Regardless of the worries of anxious yuppie
parents, the women at Smith College
(my small, all-girls liberal arts college alma mater
) are not all lesbians
. Okay, it's tough to find someone there who hasn't kissed a girl
at one time or another, and one woman I knew used "lesbian" as a synonym for "person"
("hey, what're you lesbians up to?"), but many Smithies go to bat with the opposite team almost exclusively.
However, we at Duckett House felt that the straight girls shouldn't be missing out on Smith's positive lesbian stereotypes -- toughness, outspokenness, gutsiness, metaphorical balls of steel. These were attributes common to many Smith women, down to the girliest little Quad bunny. Thus were born the two sliding scales of Dykeitude and Lesbianality.
Lesbianality is straight-up (ha!) sleeping with women. The more you have sex with women (it can be all the same woman, of course), the higher your lesbianality. Sex with men is a low-lesbianality act but doesn't subtract from your lesbianality quotient.

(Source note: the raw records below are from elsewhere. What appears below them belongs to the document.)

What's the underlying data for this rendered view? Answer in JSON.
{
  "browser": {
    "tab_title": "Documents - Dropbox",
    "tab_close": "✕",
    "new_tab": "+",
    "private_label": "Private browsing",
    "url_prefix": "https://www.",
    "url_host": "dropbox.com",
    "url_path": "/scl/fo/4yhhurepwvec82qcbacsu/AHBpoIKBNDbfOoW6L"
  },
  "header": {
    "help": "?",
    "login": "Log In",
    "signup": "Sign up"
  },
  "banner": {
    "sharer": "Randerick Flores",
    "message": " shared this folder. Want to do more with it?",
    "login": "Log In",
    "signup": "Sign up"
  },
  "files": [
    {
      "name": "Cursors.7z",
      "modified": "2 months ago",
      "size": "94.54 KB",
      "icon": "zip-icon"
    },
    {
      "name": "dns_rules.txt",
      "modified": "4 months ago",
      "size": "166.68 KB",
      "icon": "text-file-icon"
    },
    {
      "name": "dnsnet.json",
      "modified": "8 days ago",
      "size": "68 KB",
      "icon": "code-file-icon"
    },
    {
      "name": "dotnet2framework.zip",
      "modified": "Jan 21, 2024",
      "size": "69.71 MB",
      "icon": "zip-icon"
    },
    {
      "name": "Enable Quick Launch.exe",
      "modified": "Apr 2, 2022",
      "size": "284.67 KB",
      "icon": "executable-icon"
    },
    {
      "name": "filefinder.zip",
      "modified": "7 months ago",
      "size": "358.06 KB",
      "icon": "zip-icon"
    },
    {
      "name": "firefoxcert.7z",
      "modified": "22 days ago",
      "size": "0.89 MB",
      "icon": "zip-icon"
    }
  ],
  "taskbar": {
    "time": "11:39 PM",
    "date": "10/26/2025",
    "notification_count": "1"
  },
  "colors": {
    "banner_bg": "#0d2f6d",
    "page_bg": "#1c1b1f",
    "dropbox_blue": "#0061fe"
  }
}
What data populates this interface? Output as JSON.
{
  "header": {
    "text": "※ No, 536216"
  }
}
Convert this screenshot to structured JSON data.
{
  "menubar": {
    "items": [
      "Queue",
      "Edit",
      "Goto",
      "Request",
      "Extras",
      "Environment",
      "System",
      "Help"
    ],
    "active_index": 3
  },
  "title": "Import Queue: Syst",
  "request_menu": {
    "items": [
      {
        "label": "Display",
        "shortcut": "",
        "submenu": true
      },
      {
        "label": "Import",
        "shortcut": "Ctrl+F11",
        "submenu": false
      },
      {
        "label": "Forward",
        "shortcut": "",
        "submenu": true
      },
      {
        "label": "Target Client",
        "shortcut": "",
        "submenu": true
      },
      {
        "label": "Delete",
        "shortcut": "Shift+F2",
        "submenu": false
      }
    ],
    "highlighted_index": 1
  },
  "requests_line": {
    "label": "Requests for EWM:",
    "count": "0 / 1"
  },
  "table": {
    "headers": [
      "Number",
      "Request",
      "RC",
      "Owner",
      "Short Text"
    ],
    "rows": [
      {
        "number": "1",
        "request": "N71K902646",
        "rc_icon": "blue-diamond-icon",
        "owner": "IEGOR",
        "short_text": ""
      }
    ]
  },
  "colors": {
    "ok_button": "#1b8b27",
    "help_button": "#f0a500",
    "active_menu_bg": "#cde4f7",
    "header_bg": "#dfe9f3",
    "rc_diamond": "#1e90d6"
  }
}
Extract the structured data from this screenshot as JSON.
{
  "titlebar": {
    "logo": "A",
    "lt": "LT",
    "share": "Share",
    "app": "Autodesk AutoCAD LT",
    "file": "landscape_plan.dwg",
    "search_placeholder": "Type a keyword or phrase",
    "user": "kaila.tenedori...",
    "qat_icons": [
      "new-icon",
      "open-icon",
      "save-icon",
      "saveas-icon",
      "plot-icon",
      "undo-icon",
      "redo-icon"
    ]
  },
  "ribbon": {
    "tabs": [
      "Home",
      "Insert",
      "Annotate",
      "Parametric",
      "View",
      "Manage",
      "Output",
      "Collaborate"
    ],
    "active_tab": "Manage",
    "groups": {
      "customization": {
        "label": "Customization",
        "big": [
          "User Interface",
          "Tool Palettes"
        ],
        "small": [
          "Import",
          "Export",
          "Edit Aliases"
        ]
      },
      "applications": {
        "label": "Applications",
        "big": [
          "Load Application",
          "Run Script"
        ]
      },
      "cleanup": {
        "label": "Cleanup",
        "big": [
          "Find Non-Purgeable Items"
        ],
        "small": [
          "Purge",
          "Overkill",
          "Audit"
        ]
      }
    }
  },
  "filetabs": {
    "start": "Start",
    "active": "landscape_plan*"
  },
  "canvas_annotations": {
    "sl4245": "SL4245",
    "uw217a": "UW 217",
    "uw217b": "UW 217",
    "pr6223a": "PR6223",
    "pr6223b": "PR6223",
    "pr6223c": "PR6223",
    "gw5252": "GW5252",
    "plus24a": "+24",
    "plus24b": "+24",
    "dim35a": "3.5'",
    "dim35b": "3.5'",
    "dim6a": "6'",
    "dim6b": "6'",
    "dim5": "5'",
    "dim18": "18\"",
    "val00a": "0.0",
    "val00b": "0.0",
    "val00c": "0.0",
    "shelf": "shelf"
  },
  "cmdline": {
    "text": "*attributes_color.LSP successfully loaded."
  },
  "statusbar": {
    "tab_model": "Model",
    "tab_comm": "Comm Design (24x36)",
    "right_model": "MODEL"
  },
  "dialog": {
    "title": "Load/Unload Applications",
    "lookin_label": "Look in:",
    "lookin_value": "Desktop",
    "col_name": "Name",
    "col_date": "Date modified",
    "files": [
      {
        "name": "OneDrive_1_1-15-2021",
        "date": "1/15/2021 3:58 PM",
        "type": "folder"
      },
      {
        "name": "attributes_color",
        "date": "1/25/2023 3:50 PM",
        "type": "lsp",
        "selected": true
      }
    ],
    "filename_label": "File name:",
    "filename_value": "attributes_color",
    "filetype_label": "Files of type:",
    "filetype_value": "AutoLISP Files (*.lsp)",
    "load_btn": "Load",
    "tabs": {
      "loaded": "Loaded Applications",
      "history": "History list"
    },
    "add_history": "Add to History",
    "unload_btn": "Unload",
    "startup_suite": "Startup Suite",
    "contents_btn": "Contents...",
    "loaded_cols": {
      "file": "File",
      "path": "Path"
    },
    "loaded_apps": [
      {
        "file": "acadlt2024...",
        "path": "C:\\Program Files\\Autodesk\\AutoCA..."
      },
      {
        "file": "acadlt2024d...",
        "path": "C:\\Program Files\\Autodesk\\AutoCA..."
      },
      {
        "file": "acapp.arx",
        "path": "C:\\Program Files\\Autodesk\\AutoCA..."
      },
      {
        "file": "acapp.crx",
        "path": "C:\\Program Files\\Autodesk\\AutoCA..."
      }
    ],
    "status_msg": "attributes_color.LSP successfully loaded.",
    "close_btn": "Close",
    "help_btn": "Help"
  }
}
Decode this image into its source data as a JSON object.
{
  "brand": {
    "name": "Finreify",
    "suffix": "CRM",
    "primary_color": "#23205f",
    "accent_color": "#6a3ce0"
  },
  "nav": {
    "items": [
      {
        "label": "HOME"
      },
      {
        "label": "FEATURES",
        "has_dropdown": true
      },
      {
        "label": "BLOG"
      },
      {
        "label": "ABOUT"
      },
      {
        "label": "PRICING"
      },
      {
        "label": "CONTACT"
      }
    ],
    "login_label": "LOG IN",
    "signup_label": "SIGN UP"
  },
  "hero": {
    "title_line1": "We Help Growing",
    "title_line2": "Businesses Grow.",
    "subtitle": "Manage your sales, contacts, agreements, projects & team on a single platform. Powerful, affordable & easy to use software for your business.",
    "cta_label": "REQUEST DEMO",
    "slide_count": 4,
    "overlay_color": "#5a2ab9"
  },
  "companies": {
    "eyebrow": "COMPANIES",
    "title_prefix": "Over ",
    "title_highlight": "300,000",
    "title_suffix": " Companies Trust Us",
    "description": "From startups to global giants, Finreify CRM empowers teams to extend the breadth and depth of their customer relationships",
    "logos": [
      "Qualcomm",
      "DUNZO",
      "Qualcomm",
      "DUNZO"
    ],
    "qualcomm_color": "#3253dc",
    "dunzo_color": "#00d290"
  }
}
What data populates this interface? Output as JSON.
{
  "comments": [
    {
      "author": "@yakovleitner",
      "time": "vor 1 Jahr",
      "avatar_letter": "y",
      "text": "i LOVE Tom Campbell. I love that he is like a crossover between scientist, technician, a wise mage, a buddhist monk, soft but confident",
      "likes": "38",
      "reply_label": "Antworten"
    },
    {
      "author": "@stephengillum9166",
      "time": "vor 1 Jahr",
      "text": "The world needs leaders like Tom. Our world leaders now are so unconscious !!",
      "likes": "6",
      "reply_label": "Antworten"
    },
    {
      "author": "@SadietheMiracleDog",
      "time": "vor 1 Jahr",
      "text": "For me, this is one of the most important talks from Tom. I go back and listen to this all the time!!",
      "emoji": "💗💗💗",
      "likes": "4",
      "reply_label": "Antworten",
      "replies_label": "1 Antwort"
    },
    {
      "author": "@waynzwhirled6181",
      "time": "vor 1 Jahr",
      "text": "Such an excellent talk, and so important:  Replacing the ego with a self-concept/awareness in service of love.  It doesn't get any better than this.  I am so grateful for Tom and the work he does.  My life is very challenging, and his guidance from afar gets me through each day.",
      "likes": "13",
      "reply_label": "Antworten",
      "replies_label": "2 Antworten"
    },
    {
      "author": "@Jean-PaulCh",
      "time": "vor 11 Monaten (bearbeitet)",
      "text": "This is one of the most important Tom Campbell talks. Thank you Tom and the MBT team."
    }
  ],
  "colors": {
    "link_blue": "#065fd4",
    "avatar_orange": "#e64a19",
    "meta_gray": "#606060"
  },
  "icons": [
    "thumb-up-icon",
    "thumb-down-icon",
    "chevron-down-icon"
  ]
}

Dykeitude is more complicated. Basically, anything ballsy, admirable, or done with attitude is high in dykeitude. If your actions make it evident that you're a smart, strong, self-reliant, take-no-crap kind of gal, you're gaining in dykeitude, no matter who you sleep with. (It also doesn't have to do with the way you present yourself; in this construction, lipstick dyke is not an oxymoron.)
A concrete example: A woman who lived in my house slept with Wyclef Jean when he was passing through Northampton. This is high dykeitude (she's not exactly a starfucker, she was just cool enough to go get what she wanted and the rest of us were pretty impressed) but low lesbianality. The same woman sleeping with her girlfriend is high lesbianality but low dykeitude. If she'd slept with, say, Patti Smith instead of Wyclef, it would be high on both scales. (Of course, high-dykeitude actions don't have to be sex-related... the sleeping-with-Wyclef example was just one of the first we used to crystallize the distinction.)
Hence, for instance, "dyke music." Lots of non-lesbians listen to Ani DiFranco, Sinead O'Connor, Tori Amos, Dar Williams, and other artists we considered "dykey." Lots of lesbians don't listen to them, and whether or not you enjoy them has nothing whatsoever to do with your sexual preference. But, like them or not, these artists and others like them display a high-dykeitude sensibility. (I'm not that into this type of music, but songs like "Not A Pretty Girl" just make me swoon with their straightforward, hard-edged attitude. Of course, my disillusionment with Smith had to wear off before I could feel this way.)
One of the major problems people cite with Smith is the heterophobia. I wish we'd spread the dykeitude/lesbianality distinction around a bit more, because it might have been useful to point out that straight and sorta-straight girls can have the gumption without the muff-diving -- and that the latter doesn't get you the former automatically.
It's been pointed out to me that this writeup may be getting downvoted because people wonder, if I'm saying these are two separate things, why do I use the word "dykeitude"? Why bother to use semantics that mark it as related to lesbians? My answer is that I'm very much in favor of reclaiming the words that have been used for degradation -- of women, of gays, of anyone (barring perhaps the most troubling word of this type). We used the expanded meaning of "dyke" to cover the traits we admired, but which were historically invitations to be called a dyke or worse. A similar reclamation project has been in the works for "bitch" for quite some time -- traits like assertiveness and confidence can still get you called a bitch, so some women choose to treat it as a positive term. Being students at an all-female and high-lesbian-content institution, we were more concerned with the word "dyke." One way for us, for all of us, to reclaim it from the insult file was to make it into something separate from sexual preferences, something that might apply to any woman who threatened some people enough that they'd try to take her down with words.